**Stored data**
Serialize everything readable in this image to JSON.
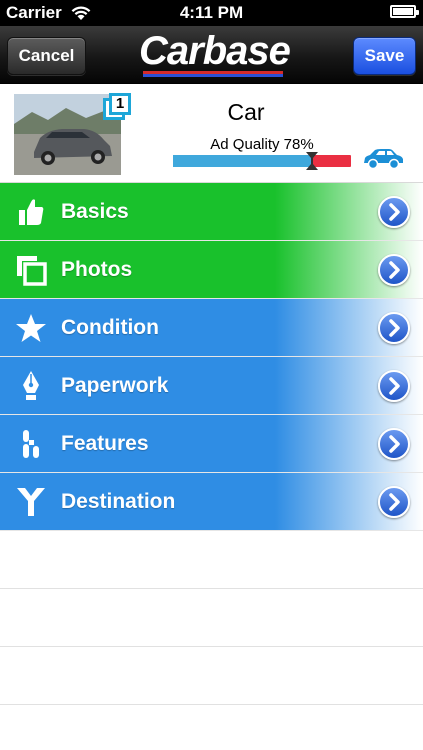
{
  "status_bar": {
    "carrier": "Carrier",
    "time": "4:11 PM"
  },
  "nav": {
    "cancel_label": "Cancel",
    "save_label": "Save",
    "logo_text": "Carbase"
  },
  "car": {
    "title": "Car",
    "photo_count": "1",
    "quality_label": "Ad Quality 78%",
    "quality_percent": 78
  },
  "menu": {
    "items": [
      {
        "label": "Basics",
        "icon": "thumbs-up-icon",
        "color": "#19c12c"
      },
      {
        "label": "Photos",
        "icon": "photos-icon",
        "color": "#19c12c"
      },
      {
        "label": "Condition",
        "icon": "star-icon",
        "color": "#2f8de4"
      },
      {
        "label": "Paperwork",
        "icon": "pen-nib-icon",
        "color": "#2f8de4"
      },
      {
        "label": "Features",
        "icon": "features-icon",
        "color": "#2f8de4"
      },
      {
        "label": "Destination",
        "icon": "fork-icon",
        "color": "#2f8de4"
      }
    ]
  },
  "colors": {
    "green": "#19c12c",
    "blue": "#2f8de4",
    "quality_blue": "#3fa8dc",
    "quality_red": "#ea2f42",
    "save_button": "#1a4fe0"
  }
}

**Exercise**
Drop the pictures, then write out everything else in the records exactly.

**Task solution**
Serialize everything readable in this image to JSON.
{
  "status_bar": {
    "carrier": "Carrier",
    "time": "4:11 PM"
  },
  "nav": {
    "cancel_label": "Cancel",
    "save_label": "Save",
    "logo_text": "Carbase"
  },
  "car": {
    "title": "Car",
    "photo_count": "1",
    "quality_label": "Ad Quality 78%",
    "quality_percent": 78
  },
  "menu": {
    "items": [
      {
        "label": "Basics",
        "icon": "thumbs-up-icon",
        "color": "#19c12c"
      },
      {
        "label": "Photos",
        "icon": "photos-icon",
        "color": "#19c12c"
      },
      {
        "label": "Condition",
        "icon": "star-icon",
        "color": "#2f8de4"
      },
      {
        "label": "Paperwork",
        "icon": "pen-nib-icon",
        "color": "#2f8de4"
      },
      {
        "label": "Features",
        "icon": "features-icon",
        "color": "#2f8de4"
      },
      {
        "label": "Destination",
        "icon": "fork-icon",
        "color": "#2f8de4"
      }
    ]
  },
  "colors": {
    "green": "#19c12c",
    "blue": "#2f8de4",
    "quality_blue": "#3fa8dc",
    "quality_red": "#ea2f42",
    "save_button": "#1a4fe0"
  }
}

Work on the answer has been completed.